I was privileged to participate in a program called Leadership Montgomery six years ago. While I learned many lessons in that leadership development program and made many contacts, by far the most meaningful thing to come out of it was my book club, with five other women from my graduating class.
Now, I’ve never before this wanted to be in a book club. I liked to read what I felt like reading, when I felt like reading it. But this group changed my mind.
We like to think we’re one of the more eclectic book clubs around, reading not just bestsellers and book club favorites but a selection of sometimes not so well known fiction and non-fiction that invokes our curiosity and pleases and challenges us. We follow a hybrid of book club styles, meaning that there is dinner and lots of wine but we also thoroughly discuss the books.
Through the more than 30 books we’ve read together thus far we’ve endured family drama with some twisted, some endearing characters; we’ve experienced life as immigrants from Africa and China; we’ve lived as children in the slums of India. We’ve been betrayed by those we love; we’ve been up close and personal with the Loch Ness monster; we’ve been an abused wife with a dark heart; we’ve had a harrowing escape from North Korea.
We’ve grown up poor in Appalachia; we’ve been botanical explorers; we’ve been taxi drivers and maids; we’ve been spies in Iran. We’ve had magical adventures in the Amazon and Portugal; we’ve said yes to everything that scared us; we’ve journeyed across the country to find adoptive parents. We’ve nearly been killed pushing for girls’ education in Afghanistan; we’ve been Supreme Court justices, abolitionists, scientific miracles, and Bollywood brides.

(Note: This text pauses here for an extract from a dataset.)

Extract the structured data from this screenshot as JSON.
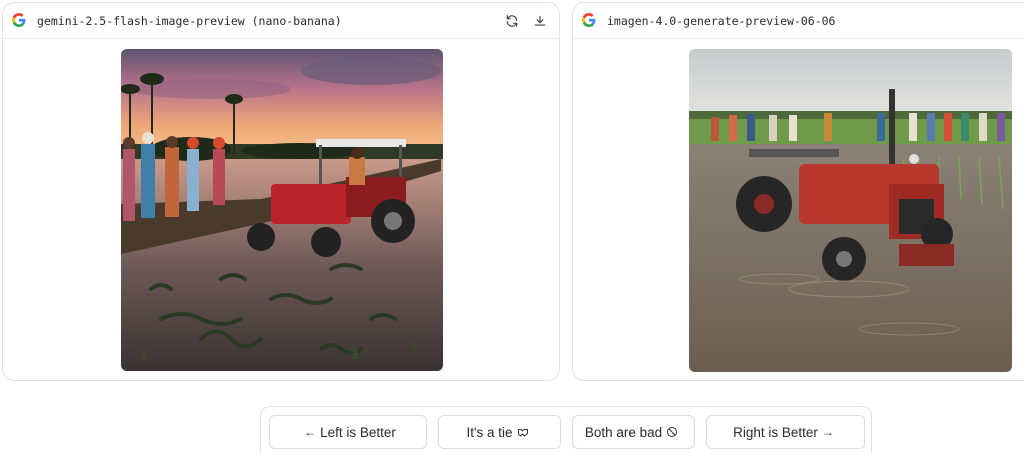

Sometimes book club members host at their homes, sometimes at restaurants (we don’t judge). At our gatherings we’ve eaten Trinidadian cuisine, Persian cuisine, vegetarian Chinese and more. We always have dessert, unapologetically.
Through the friendships we’ve developed as members of the book club we’ve loved children and grandchildren; we’ve mourned mothers’ deaths; we’ve shared vicariously travels around the world; we've bemoaned political disasters. We’ve been caregivers; we’ve had spouses gravely ill; we’ve retired, both permanently and temporarily; we’ve taken on new challenges; we’ve struggled with jobs. We’ve painted, published, mediated, advocated for the environment, run companies, served our communities, loved our families, and lived rich and full lives.
We won’t let anything get in the way of attending our book club meetings, and if something comes up that will, we change the date so everyone can be there. The benefits are bifold—what we get from the books and what we get from each other.
Books We’ve Read
· State of Wonder by Ann Patchett
· Me Before You by JoJo Moyes
· A Time to Betray by Reza Kahlili
· Behind the Beautiful Forevers by Katherine Boo
· I am Malala by Malala Yousafzai and Christina Lamb
· My Beloved World by Sonia Sotomayor
· The Invention of Wings by Sue Monk Kidd
· The Forty Rules of Love: A Novel of Rumi by Elif Safak
· The Vacationers by Emma Straub
· The Alchemist by Paulo Coelho
· Gone Girl by Gillian Flynn
· The Husband’s Secret by Liane Moriarty
· The Signature of All Things by Elizabeth Gilbert
· When We Were Friends by Tina Seskis
· Grace in the Gray Areas by Karen Kullgren
· At the Water’s Edge by Sara Gruen
· Girl on the Train by Paula Hawkins
· The Immortal Life of Henrietta Lacks by Rebecca Skloot
· The Bollywood Bride by Sonali Dev
· The Nest by Cynthia D’Aprix Sweeney
· Manual for Cleaning Women: Selected Stories by Lucia Berlin
· Even in Paradise by Elizabeth Nunez
· Hillbilly Elegy: A Memoir of a Family and Culture in Crisis by J.D. Vance
· The Wangs vs. the World by Jade Chang
· The Girl with Seven Names by Hyeonseo Lee
· The Orphan Train by Christina Baker Kline
· Behold the Dreamers by Imbolo Mbue
· All the Light We Cannot See by Anthony Doerr
· Little Fires Everywhere by Celeste Ng
· A Man Called Ove by Frederik Backman
· Year of Yes by Shonda Rhimes
· Sunburn by Laura Lippman